What kind of effort does it require to manage several branches within the region?
First and foremost, a clear strategy and business plan; and secondly, robust departments of accounting and inventory. For these, you will require the right manpower and the right premises. I look at all of our branches as distribution arms. You need all it takes to manage a distribution business—just like any other business such as supermarkets, food chains, etc.
Where do you see your business heading in the future?
I am planning to expand further in the production and export business through our company, First Choice. Horse Pride will remain as our retail and distribution business. We intend to expand with further branches, mainly in Saudi Arabia and Kuwait, over the next two years.
CREATIVITY AND DIFFERENTIATION ARE THE KEY WORDS TO SUSTAIN A BUSINESS IN BAHRAIN, AND THIS IS A VERY DIFFICULT TASK.
What would you tell entrepreneurs who are aiming to expand their business abroad?

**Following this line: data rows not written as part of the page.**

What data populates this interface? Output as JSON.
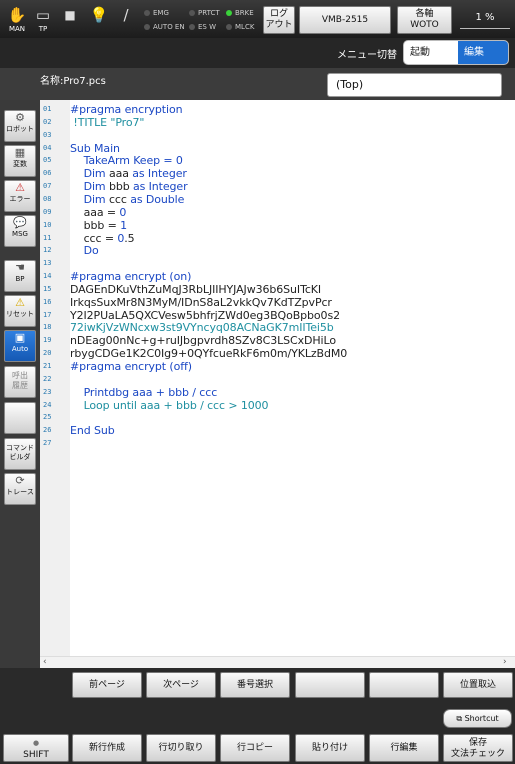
{
  "top_bar": {
    "man_label": "MAN",
    "tp_label": "TP",
    "status_leds": [
      {
        "label": "EMG",
        "on": false
      },
      {
        "label": "AUTO EN",
        "on": false
      },
      {
        "label": "PRTCT",
        "on": false
      },
      {
        "label": "ES W",
        "on": false
      },
      {
        "label": "BRKE",
        "on": true
      },
      {
        "label": "MLCK",
        "on": false
      }
    ],
    "logout_line1": "ログ",
    "logout_line2": "アウト",
    "model": "VMB-2515",
    "axis_line1": "各軸",
    "axis_line2": "WOTO",
    "speed": "1 %"
  },
  "menu": {
    "switch_label": "メニュー切替",
    "segment_start": "起動",
    "segment_edit": "編集"
  },
  "name_row": {
    "program_name": "名称:Pro7.pcs",
    "procedure": "(Top)"
  },
  "side_buttons": [
    {
      "label": "ロボット",
      "icon": "robot-icon"
    },
    {
      "label": "変数",
      "icon": "variable-icon"
    },
    {
      "label": "エラー",
      "icon": "error-icon"
    },
    {
      "label": "MSG",
      "icon": "message-icon"
    },
    {
      "label": "BP",
      "icon": "hand-icon"
    },
    {
      "label": "リセット",
      "icon": "warning-icon"
    },
    {
      "label": "Auto",
      "icon": "auto-icon"
    },
    {
      "label": "呼出\n履歴",
      "icon": "call-history-icon"
    },
    {
      "label": "",
      "icon": "blank-icon"
    },
    {
      "label": "コマンド\nビルダ",
      "icon": "command-builder-icon"
    },
    {
      "label": "トレース",
      "icon": "trace-icon"
    }
  ],
  "code_lines": [
    {
      "n": "01",
      "segs": [
        {
          "t": "#pragma encryption",
          "c": "k"
        }
      ]
    },
    {
      "n": "02",
      "segs": [
        {
          "t": " !TITLE \"Pro7\"",
          "c": "t"
        }
      ]
    },
    {
      "n": "03",
      "segs": []
    },
    {
      "n": "04",
      "segs": [
        {
          "t": "Sub Main",
          "c": "k"
        }
      ]
    },
    {
      "n": "05",
      "segs": [
        {
          "t": "    TakeArm Keep = 0",
          "c": "k"
        }
      ]
    },
    {
      "n": "06",
      "segs": [
        {
          "t": "    Dim ",
          "c": "k"
        },
        {
          "t": "aaa ",
          "c": "d"
        },
        {
          "t": "as Integer",
          "c": "k"
        }
      ]
    },
    {
      "n": "07",
      "segs": [
        {
          "t": "    Dim ",
          "c": "k"
        },
        {
          "t": "bbb ",
          "c": "d"
        },
        {
          "t": "as Integer",
          "c": "k"
        }
      ]
    },
    {
      "n": "08",
      "segs": [
        {
          "t": "    Dim ",
          "c": "k"
        },
        {
          "t": "ccc ",
          "c": "d"
        },
        {
          "t": "as Double",
          "c": "k"
        }
      ]
    },
    {
      "n": "09",
      "segs": [
        {
          "t": "    aaa = ",
          "c": "d"
        },
        {
          "t": "0",
          "c": "k"
        }
      ]
    },
    {
      "n": "10",
      "segs": [
        {
          "t": "    bbb = ",
          "c": "d"
        },
        {
          "t": "1",
          "c": "k"
        }
      ]
    },
    {
      "n": "11",
      "segs": [
        {
          "t": "    ccc = ",
          "c": "d"
        },
        {
          "t": "0",
          "c": "k"
        },
        {
          "t": ".5",
          "c": "d"
        }
      ]
    },
    {
      "n": "12",
      "segs": [
        {
          "t": "    Do",
          "c": "k"
        }
      ]
    },
    {
      "n": "13",
      "segs": []
    },
    {
      "n": "14",
      "segs": [
        {
          "t": "#pragma encrypt (on)",
          "c": "k"
        }
      ]
    },
    {
      "n": "15",
      "segs": [
        {
          "t": "DAGEnDKuVthZuMqJ3RbLJIIHYJAJw36b6SuITcKI",
          "c": "d"
        }
      ]
    },
    {
      "n": "16",
      "segs": [
        {
          "t": "IrkqsSuxMr8N3MyM/IDnS8aL2vkkQv7KdTZpvPcr",
          "c": "d"
        }
      ]
    },
    {
      "n": "17",
      "segs": [
        {
          "t": "Y2I2PUaLA5QXCVesw5bhfrjZWd0eg3BQoBpbo0s2",
          "c": "d"
        }
      ]
    },
    {
      "n": "18",
      "segs": [
        {
          "t": "72iwKjVzWNcxw3st9VYncyq08ACNaGK7mIITei5b",
          "c": "t"
        }
      ]
    },
    {
      "n": "19",
      "segs": [
        {
          "t": "nDEag00nNc+g+ruIJbgpvrdh8SZv8C3LSCxDHiLo",
          "c": "d"
        }
      ]
    },
    {
      "n": "20",
      "segs": [
        {
          "t": "rbygCDGe1K2C0Ig9+0QYfcueRkF6m0m/YKLzBdM0",
          "c": "d"
        }
      ]
    },
    {
      "n": "21",
      "segs": [
        {
          "t": "#pragma encrypt (off)",
          "c": "k"
        }
      ]
    },
    {
      "n": "22",
      "segs": []
    },
    {
      "n": "23",
      "segs": [
        {
          "t": "    Printdbg aaa + bbb / ccc",
          "c": "k"
        }
      ]
    },
    {
      "n": "24",
      "segs": [
        {
          "t": "    Loop until aaa + bbb / ccc > 1000",
          "c": "t"
        }
      ]
    },
    {
      "n": "25",
      "segs": []
    },
    {
      "n": "26",
      "segs": [
        {
          "t": "End Sub",
          "c": "k"
        }
      ]
    },
    {
      "n": "27",
      "segs": []
    }
  ],
  "function_row1": [
    "前ページ",
    "次ページ",
    "番号選択",
    "",
    "",
    "位置取込"
  ],
  "function_row2": [
    "SHIFT",
    "新行作成",
    "行切り取り",
    "行コピー",
    "貼り付け",
    "行編集",
    "保存\n文法チェック"
  ],
  "shortcut_label": "Shortcut",
  "colors": {
    "accent": "#1f6fd1",
    "keyword": "#1a47c4",
    "comment": "#1e8fa0",
    "line_number": "#2a7ab0"
  }
}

I highly encourage entrepreneurs to look at opportunities beyond the Bahraini market. Bahrain’s market is small, and it is congested with almost every business you can think of. Creativity and differentiation are the key words to sustain a business in Bahrain, and this is a very difficult task. There are still good opportunities in adjacent markets that we can benefit from. The GCC market will eventually become borderless; and starting now is certainly better than starting later.